Down at the BS Cafe beneath the bleachers of Central Livestock's auction barn, cook Barb Lundberg shovels big helpings of scrambled eggs from a grill in the kitchen. Livestock truckers and cattle buyers chow down at the tables, unfazed by the intruding aroma of cattle urine, while Lundberg watches them with sad eyes.
"It's such an important part of a big industry," she lamented. "This is what they do for a living."
She pauses. "One fella upstairs there said he was going to cry like a baby," said Lundberg, who will close the cafe for good.
Outside, yard men in tall boots show their true grit, sorting anxious cattle for buyers who will take them to slaughter. Wielding paddles, they shoo the cattle through corridors of clapboard pens now gray from weather and age. The ground is wet and pungent, reeking of an odor familiar to South St. Paul residents since 1888.

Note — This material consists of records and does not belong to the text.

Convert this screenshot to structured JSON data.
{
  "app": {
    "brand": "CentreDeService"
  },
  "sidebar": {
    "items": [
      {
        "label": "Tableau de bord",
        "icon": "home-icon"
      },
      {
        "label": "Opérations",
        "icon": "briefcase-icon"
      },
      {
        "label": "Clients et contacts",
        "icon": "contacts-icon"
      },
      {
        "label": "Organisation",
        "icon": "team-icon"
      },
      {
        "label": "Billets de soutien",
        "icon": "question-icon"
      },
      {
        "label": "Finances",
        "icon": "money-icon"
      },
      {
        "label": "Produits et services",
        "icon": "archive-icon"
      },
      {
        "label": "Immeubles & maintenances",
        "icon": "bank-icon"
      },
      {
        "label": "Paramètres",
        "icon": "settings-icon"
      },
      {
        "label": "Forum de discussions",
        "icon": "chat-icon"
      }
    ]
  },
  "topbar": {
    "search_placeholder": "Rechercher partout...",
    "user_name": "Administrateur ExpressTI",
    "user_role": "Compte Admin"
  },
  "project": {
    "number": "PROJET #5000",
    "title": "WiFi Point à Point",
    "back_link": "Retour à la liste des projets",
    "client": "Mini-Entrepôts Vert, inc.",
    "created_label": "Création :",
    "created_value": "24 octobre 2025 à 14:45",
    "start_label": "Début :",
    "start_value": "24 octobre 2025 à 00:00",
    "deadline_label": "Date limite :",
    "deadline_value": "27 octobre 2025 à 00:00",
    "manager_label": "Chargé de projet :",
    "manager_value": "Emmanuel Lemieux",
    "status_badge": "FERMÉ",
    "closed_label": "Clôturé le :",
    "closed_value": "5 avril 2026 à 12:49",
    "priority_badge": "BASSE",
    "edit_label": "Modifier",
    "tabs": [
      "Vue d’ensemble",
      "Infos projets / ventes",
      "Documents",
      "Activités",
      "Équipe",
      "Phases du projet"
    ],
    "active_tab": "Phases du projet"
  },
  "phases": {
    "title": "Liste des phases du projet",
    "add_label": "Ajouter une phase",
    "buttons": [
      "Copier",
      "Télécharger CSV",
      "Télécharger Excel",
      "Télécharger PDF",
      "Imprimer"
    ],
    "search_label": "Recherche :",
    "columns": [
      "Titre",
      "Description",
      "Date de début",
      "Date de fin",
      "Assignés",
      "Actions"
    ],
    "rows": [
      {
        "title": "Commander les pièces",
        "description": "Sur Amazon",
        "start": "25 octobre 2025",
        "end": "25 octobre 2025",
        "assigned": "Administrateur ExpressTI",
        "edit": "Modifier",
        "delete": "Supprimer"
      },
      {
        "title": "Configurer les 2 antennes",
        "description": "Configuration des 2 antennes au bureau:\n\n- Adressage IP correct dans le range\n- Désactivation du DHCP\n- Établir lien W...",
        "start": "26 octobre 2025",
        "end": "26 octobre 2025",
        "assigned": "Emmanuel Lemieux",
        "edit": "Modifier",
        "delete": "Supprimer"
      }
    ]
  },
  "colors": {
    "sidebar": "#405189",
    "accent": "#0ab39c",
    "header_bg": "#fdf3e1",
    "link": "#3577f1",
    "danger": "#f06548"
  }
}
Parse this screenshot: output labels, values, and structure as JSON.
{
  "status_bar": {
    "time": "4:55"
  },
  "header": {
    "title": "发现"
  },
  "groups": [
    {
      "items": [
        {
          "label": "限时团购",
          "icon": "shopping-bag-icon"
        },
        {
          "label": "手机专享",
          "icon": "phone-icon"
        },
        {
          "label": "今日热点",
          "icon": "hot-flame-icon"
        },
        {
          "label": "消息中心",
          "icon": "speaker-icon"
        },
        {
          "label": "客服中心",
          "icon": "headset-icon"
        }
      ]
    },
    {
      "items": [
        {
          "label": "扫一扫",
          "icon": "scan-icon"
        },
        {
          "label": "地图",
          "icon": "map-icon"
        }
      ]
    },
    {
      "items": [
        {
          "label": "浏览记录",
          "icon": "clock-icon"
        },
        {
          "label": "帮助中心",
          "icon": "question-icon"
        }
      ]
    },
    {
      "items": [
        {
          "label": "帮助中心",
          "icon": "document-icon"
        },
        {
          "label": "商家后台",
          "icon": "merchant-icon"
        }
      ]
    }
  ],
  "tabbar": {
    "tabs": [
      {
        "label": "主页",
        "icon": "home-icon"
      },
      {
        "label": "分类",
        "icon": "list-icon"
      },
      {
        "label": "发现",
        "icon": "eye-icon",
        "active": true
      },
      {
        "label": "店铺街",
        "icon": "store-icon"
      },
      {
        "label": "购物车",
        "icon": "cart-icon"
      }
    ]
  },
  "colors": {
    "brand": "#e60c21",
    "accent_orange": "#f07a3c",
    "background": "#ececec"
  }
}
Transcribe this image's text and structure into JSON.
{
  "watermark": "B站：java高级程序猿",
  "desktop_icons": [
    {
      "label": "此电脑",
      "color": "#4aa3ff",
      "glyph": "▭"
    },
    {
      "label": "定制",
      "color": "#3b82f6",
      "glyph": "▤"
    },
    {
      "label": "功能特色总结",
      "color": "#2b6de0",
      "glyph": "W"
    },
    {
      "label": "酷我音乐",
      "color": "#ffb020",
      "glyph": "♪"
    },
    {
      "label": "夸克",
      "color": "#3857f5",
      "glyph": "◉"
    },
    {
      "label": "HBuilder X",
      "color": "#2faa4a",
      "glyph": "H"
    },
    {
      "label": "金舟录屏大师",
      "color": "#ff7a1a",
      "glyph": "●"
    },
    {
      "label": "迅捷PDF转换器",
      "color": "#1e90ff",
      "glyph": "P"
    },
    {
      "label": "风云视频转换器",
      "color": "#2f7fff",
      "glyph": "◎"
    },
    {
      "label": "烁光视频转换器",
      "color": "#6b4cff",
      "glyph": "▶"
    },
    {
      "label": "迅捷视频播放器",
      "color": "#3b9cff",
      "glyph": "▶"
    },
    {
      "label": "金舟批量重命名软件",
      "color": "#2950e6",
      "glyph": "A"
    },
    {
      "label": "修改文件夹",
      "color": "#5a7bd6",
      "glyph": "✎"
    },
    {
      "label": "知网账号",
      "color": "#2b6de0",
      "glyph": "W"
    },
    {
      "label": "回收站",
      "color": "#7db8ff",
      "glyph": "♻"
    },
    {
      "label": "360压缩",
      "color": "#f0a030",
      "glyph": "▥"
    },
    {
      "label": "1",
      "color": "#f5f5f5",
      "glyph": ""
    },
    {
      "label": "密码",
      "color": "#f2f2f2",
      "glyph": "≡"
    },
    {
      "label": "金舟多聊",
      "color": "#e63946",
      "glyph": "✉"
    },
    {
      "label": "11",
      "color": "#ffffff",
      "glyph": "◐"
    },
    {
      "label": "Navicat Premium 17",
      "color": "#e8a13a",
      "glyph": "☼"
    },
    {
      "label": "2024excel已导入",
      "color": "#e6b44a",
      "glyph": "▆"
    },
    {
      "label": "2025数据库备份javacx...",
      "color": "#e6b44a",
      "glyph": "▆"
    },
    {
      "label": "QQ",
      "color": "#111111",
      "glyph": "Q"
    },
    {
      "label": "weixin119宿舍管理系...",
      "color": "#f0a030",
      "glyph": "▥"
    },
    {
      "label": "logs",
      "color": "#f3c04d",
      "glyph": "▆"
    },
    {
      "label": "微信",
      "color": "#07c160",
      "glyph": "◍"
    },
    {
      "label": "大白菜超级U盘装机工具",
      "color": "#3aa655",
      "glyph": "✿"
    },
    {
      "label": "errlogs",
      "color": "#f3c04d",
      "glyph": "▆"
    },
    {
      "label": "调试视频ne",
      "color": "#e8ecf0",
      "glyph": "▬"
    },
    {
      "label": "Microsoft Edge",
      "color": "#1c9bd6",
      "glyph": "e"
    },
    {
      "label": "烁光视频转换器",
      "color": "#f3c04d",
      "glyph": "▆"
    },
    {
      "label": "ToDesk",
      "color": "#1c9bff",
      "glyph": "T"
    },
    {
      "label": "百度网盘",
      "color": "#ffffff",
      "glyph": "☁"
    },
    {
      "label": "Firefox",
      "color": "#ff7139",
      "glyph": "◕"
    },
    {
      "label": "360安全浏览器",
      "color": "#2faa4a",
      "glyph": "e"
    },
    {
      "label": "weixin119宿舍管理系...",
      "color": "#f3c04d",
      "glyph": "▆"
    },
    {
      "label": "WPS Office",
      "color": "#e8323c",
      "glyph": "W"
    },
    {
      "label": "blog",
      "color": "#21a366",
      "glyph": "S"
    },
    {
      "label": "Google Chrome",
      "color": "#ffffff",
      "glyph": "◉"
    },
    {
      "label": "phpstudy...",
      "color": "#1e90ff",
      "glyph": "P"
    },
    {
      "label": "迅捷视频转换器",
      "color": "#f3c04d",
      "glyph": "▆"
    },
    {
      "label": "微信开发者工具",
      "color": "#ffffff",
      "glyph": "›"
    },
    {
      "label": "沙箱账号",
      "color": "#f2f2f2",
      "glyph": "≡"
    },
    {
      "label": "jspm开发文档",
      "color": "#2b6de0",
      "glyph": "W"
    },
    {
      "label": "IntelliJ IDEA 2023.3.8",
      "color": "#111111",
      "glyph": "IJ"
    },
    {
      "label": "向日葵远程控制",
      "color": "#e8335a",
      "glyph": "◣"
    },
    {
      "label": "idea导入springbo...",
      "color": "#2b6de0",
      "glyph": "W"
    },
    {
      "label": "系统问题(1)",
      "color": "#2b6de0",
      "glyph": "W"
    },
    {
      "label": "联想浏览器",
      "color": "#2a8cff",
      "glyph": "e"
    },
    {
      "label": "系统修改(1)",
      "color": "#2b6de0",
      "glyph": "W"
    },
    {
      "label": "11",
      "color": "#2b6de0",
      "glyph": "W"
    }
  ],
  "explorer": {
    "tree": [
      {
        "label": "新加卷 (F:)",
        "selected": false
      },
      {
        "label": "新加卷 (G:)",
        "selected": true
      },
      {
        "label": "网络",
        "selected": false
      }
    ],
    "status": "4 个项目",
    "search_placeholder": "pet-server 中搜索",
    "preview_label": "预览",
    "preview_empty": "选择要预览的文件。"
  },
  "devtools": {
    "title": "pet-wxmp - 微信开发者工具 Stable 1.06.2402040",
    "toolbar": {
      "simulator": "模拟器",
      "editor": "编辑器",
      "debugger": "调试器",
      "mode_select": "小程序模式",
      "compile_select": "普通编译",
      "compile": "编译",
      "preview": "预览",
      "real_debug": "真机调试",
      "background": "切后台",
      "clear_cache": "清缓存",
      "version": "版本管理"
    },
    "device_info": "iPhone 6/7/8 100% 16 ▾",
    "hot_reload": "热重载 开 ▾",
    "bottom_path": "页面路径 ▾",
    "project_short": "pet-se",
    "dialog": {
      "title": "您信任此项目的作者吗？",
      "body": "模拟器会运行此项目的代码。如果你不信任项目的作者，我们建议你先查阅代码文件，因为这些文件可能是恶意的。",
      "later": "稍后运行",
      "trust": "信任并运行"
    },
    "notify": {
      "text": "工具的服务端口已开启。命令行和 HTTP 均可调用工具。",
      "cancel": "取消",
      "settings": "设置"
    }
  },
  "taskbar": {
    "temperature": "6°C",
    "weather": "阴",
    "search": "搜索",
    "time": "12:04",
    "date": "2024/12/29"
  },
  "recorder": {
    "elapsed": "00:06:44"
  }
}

"To some of us it's the smell of money," said city employee Deb Griffith, a longtime resident whose father and grandfather worked in the stockyards. "To the rest of us, it just smells."
Few people minded. The city became a melting pot of Germans, Croatians, Scandinavians, Poles, Greeks, Serbians, Romanians, Italians, Austrians, Hungarians, Russians and Irish. The stockyards invited a roaring economy of butcher shops, distilleries, tanneries and even a barrel factory. Fancy hotels thrived, saloons served day and night, and streetcars coursed up and down the city's main streets.
Down in the yards, it was cold, dirty, dangerous work. The worst job, the oldtimers said, was the killing floor, where men swinging sledge hammers bashed cattle in the head and rivers of blood covered the floors. In the offal room, women cleaned out pig intestines to make sausage wrappings.
But the animals kept coming -- by rail, river and road from seven states. The record yearly shipments tell the story: 1.5 million cattle in 1934; 3.8 million hogs in 1924; 1.8 million sheep in 1943.
Swift and Armour once employed 8,000 workers in their meatpacking plants in South St. Paul. Barber remembers auctioneering for as long as 15 hours with cattle streaming through two rings. Glassing recalls when Central Livestock employed 32 workers in "Hog Alley" alone, more than the company's remaining work force in South St. Paul. Bob Young, Central Livestock's division manager, tells about pulling hog carcasses apart with his hands until his fingernails broke and bled.
But "urban sprawl and high operational costs" led to the closing, said Central Livestock spokeswoman Jena Swanson. "The cattle are getting farther and farther away every year."
When the pens and brown metal buildings are gone, Interstate Partners LLC, will build a 320,000-square-foot office park on those 27 acres. Central Livestock will keep its corporate offices in South St. Paul and continue operating its Minnesota stockyards in Zumbrota and Albany, Minn. It also has offices in West Fargo, N.D., and Sioux Falls, S.D.
A burst of new business
As one era ends, another has arrived in full gallop.
"We've seen a huge revitalization," said Jennifer Gale, executive director of a group called Progress Plus, which was created to bring new vitality to the old stockyards land. Now, more than 4,000 people earn an average of $23 an hour in an office and light industry district known as BridgePoint. The leading employer is Sportsman's Guide, an electronic shopping and mail-order house with about 800 workers on the payroll. Waterous Co., an industrial machinery manufacturer, employs about 400.
The city has lost a fifth of its population, down to 20,000, but it's aggressively marketing the open land and banking on its proximity to Interstate 494, Minneapolis-St. Paul International Airport and the Mississippi River. "I think we're making good progress but we've got a long haul to go," the city administrator said.
The city plans a celebration after the final auction, as much to observe its future as its past. Said Griffith, with a hint of sadness:
"We're not going to be the land of the stockyards anymore."
Kevin Giles • 651-298-1554